PeerDB Inc

I am the Co-founder and CEO of PeerDB. Prior to PeerDB, I worked at Microsoft leading solutions engineering for all Postgres services on Azure. Before that I worked at Citus Data, as an early employee and saw it through the Microsoft acquisition. For the past 8 years, I have been an active member in Postgres community, helping customers implement Postgres and Citus.

No video of the event yet, sorry!

pg_dump and pg_restore are reliable tools for backing up and restoring Postgres databases. They are widely used for various real-world use cases, including Database Migrations, Disaster Recovery, and more.They offer fine grain control, allowing selection of specific db objects for backup and restore, choice of dump format (plain text or compressed), and parallel processing of multiple tables. Furthermore they guarantee dumping and restoring a consistent snapshot of the database.

However, pg_dump and pg_restore are single-threaded at the table level, significantly slowing down dump and restore of databases with star schema (common in real-world apps), with a few large and many small tables. For such databases with over 1TB of data, pg_dump and pg_restore can take multiple days, resulting in increased downtime during migrations and higher Recovery Time Objectives (RTOs) in DR scenarios.

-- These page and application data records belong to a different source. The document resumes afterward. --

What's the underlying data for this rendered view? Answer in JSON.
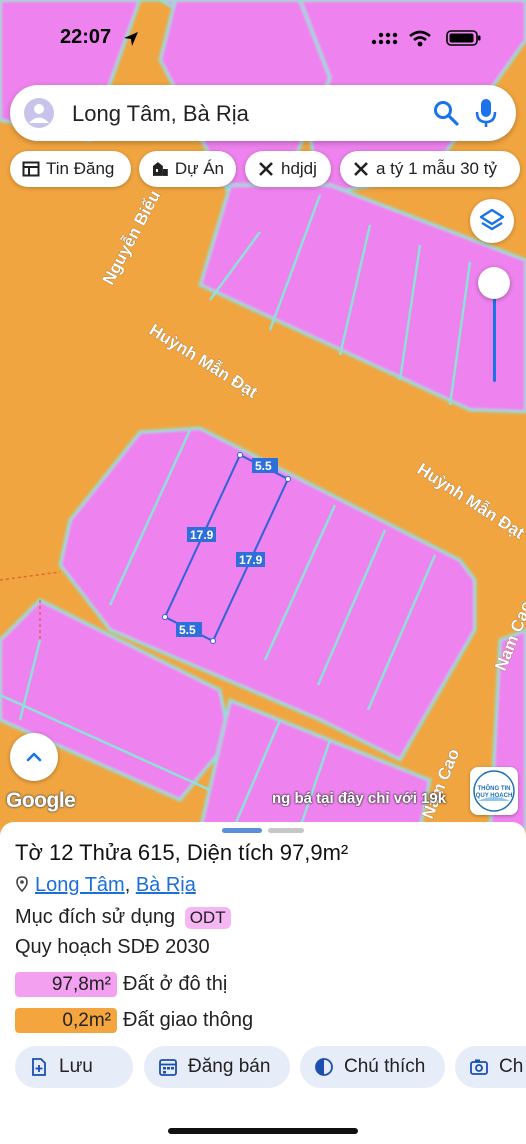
{
  "status": {
    "time": "22:07"
  },
  "search": {
    "query": "Long Tâm, Bà Rịa"
  },
  "chips": [
    {
      "label": "Tin Đăng",
      "icon": "newspaper-icon"
    },
    {
      "label": "Dự Án",
      "icon": "buildings-icon"
    },
    {
      "label": "hdjdj",
      "icon": "pencil-ruler-icon"
    },
    {
      "label": "a tý 1 mẫu 30 tỷ",
      "icon": "pencil-ruler-icon"
    }
  ],
  "map": {
    "streets": {
      "nguyen_bieu": "Nguyễn Biểu",
      "huynh_man_dat_1": "Huỳnh Mẫn Đạt",
      "huynh_man_dat_2": "Huỳnh Mẫn Đạt",
      "nam_cao_1": "Nam Cao",
      "nam_cao_2": "Nam Cao"
    },
    "dimensions": {
      "top": "5.5",
      "bottom": "5.5",
      "left": "17.9",
      "right": "17.9"
    },
    "colors": {
      "residential": "#ee82ee",
      "traffic": "#f2a541",
      "boundary": "#2f63d8"
    },
    "google_label": "Google",
    "ad_text": "ng bá tại đây chỉ với 19k",
    "badge_text_1": "THÔNG TIN",
    "badge_text_2": "QUY HOẠCH"
  },
  "sheet": {
    "title": "Tờ 12 Thửa 615, Diện tích 97,9m²",
    "location": {
      "ward": "Long Tâm",
      "separator": ", ",
      "city": "Bà Rịa"
    },
    "purpose_label": "Mục đích sử dụng",
    "purpose_code": "ODT",
    "plan_label": "Quy hoạch SDĐ 2030",
    "zones": [
      {
        "area": "97,8m²",
        "label": "Đất ở đô thị",
        "color": "#f3a0f0"
      },
      {
        "area": "0,2m²",
        "label": "Đất giao thông",
        "color": "#f5a53e"
      }
    ],
    "actions": [
      {
        "label": "Lưu",
        "icon": "save-icon"
      },
      {
        "label": "Đăng bán",
        "icon": "calendar-icon"
      },
      {
        "label": "Chú thích",
        "icon": "legend-icon"
      },
      {
        "label": "Ch",
        "icon": "camera-icon"
      }
    ]
  }
}
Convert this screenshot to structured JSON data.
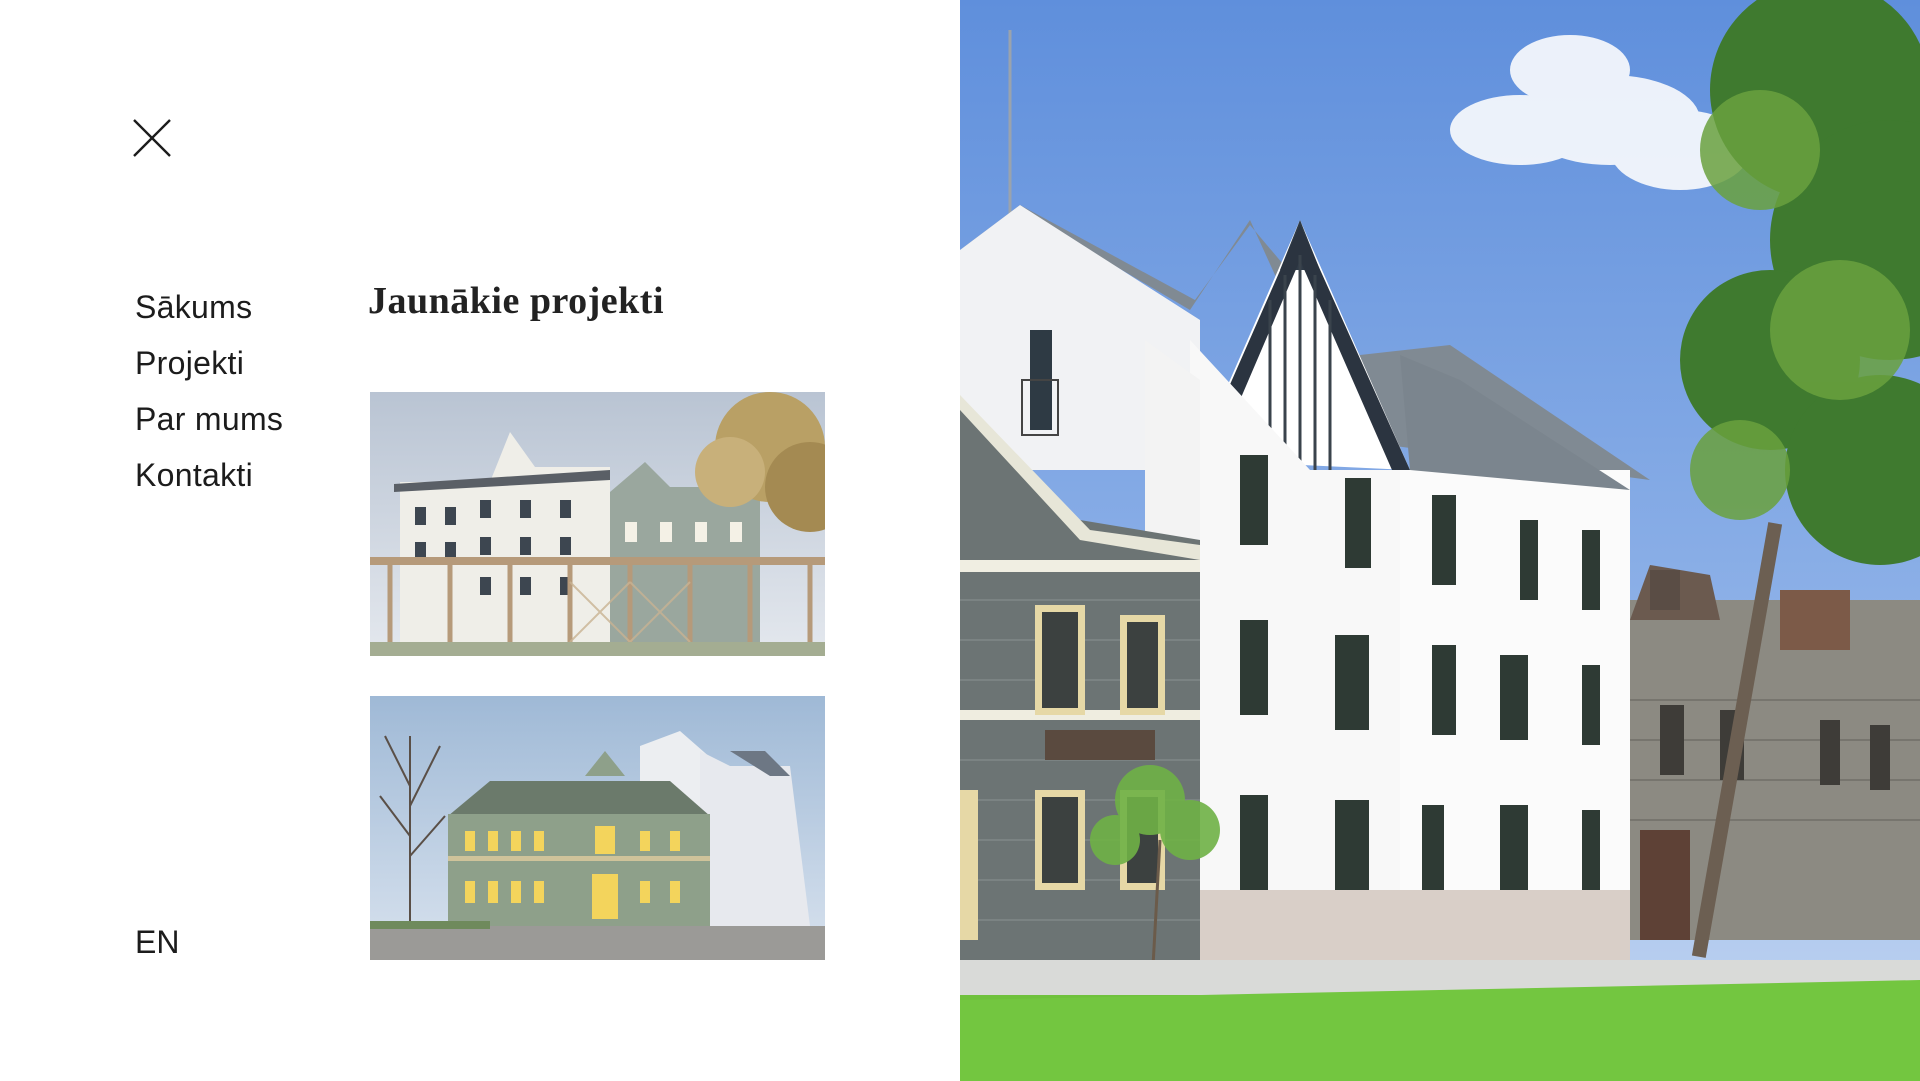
{
  "menu": {
    "close_icon": "close-icon",
    "nav_items": [
      {
        "label": "Sākums"
      },
      {
        "label": "Projekti"
      },
      {
        "label": "Par mums"
      },
      {
        "label": "Kontakti"
      }
    ],
    "language": "EN"
  },
  "latest_projects": {
    "title": "Jaunākie projekti",
    "items": [
      {
        "image": "project-photo-white-grey-buildings-with-pergola"
      },
      {
        "image": "project-photo-green-wooden-corner-house"
      }
    ]
  },
  "hero": {
    "image": "hero-photo-white-apartment-building-street"
  },
  "colors": {
    "background": "#ffffff",
    "text": "#1c1c1c"
  }
}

In this talk, we'll discuss an idea to parallelize pg_dump and pg_restore at the individual table level, still ensuring consistency. It involves creating a Postgres snapshot, using that snapshot to logically partition a large table based on CTIDs, and then parallelly dumping/restoring each partition. As enhancements, a) each partition can be read from the source and written to the target simultaneously, enabling pg_dump | pg_restore and b) by tracking the partitions that have been dumped and restored, pg_dump and pg_restore can resume from where they left off in case of failures, instead of restarting from the beginning.

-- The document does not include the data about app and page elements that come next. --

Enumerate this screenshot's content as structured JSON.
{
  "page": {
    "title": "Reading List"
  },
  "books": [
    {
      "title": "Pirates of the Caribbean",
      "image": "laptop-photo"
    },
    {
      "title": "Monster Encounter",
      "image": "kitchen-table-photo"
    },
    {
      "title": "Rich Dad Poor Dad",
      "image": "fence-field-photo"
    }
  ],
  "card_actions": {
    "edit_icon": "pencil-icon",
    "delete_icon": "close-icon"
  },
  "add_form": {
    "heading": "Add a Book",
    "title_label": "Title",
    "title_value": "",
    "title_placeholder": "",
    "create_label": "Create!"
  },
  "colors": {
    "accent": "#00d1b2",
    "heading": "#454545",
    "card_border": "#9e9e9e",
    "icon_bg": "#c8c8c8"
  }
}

This idea has already been implemented in PeerDB, an open-source Postgres replication tool. The benefits have been significant, enabling the replication of large production databases with over a TB of data in just a few hours, compared to days. We will share these insights and assess how they can be integrated into the Postgres upstream!

Date:
2024 April 19 16:00 PDT
Duration:
20 min
Room:
San Carlos
Conference:
Postgres Conference 2024
Language:
English
Track:
Dev
Difficulty:
Intermediate